Start of DATASET EXTRACT
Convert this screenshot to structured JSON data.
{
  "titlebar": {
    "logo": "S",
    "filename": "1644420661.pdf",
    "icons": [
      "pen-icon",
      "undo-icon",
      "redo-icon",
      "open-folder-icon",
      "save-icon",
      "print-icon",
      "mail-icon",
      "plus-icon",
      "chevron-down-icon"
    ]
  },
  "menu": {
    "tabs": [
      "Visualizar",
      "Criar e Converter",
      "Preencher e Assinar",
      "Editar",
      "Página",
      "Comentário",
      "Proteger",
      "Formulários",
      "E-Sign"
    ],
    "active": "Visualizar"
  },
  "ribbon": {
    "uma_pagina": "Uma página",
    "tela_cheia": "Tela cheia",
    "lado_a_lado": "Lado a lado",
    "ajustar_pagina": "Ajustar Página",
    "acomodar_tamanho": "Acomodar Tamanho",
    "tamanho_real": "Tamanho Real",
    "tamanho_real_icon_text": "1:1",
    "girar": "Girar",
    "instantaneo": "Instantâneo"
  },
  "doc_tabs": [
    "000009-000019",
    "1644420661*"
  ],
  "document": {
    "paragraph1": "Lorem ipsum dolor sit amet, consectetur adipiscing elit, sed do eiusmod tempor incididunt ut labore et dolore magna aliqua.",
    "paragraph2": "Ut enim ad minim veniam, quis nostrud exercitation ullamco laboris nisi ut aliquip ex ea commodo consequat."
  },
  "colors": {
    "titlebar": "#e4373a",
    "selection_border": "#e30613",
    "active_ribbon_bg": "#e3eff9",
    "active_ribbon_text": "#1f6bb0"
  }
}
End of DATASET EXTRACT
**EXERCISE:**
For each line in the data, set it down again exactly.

**FINISHED TASK:**
Convert this screenshot to structured JSON data.
{
  "titlebar": {
    "logo": "S",
    "filename": "1644420661.pdf",
    "icons": [
      "pen-icon",
      "undo-icon",
      "redo-icon",
      "open-folder-icon",
      "save-icon",
      "print-icon",
      "mail-icon",
      "plus-icon",
      "chevron-down-icon"
    ]
  },
  "menu": {
    "tabs": [
      "Visualizar",
      "Criar e Converter",
      "Preencher e Assinar",
      "Editar",
      "Página",
      "Comentário",
      "Proteger",
      "Formulários",
      "E-Sign"
    ],
    "active": "Visualizar"
  },
  "ribbon": {
    "uma_pagina": "Uma página",
    "tela_cheia": "Tela cheia",
    "lado_a_lado": "Lado a lado",
    "ajustar_pagina": "Ajustar Página",
    "acomodar_tamanho": "Acomodar Tamanho",
    "tamanho_real": "Tamanho Real",
    "tamanho_real_icon_text": "1:1",
    "girar": "Girar",
    "instantaneo": "Instantâneo"
  },
  "doc_tabs": [
    "000009-000019",
    "1644420661*"
  ],
  "document": {
    "paragraph1": "Lorem ipsum dolor sit amet, consectetur adipiscing elit, sed do eiusmod tempor incididunt ut labore et dolore magna aliqua.",
    "paragraph2": "Ut enim ad minim veniam, quis nostrud exercitation ullamco laboris nisi ut aliquip ex ea commodo consequat."
  },
  "colors": {
    "titlebar": "#e4373a",
    "selection_border": "#e30613",
    "active_ribbon_bg": "#e3eff9",
    "active_ribbon_text": "#1f6bb0"
  }
}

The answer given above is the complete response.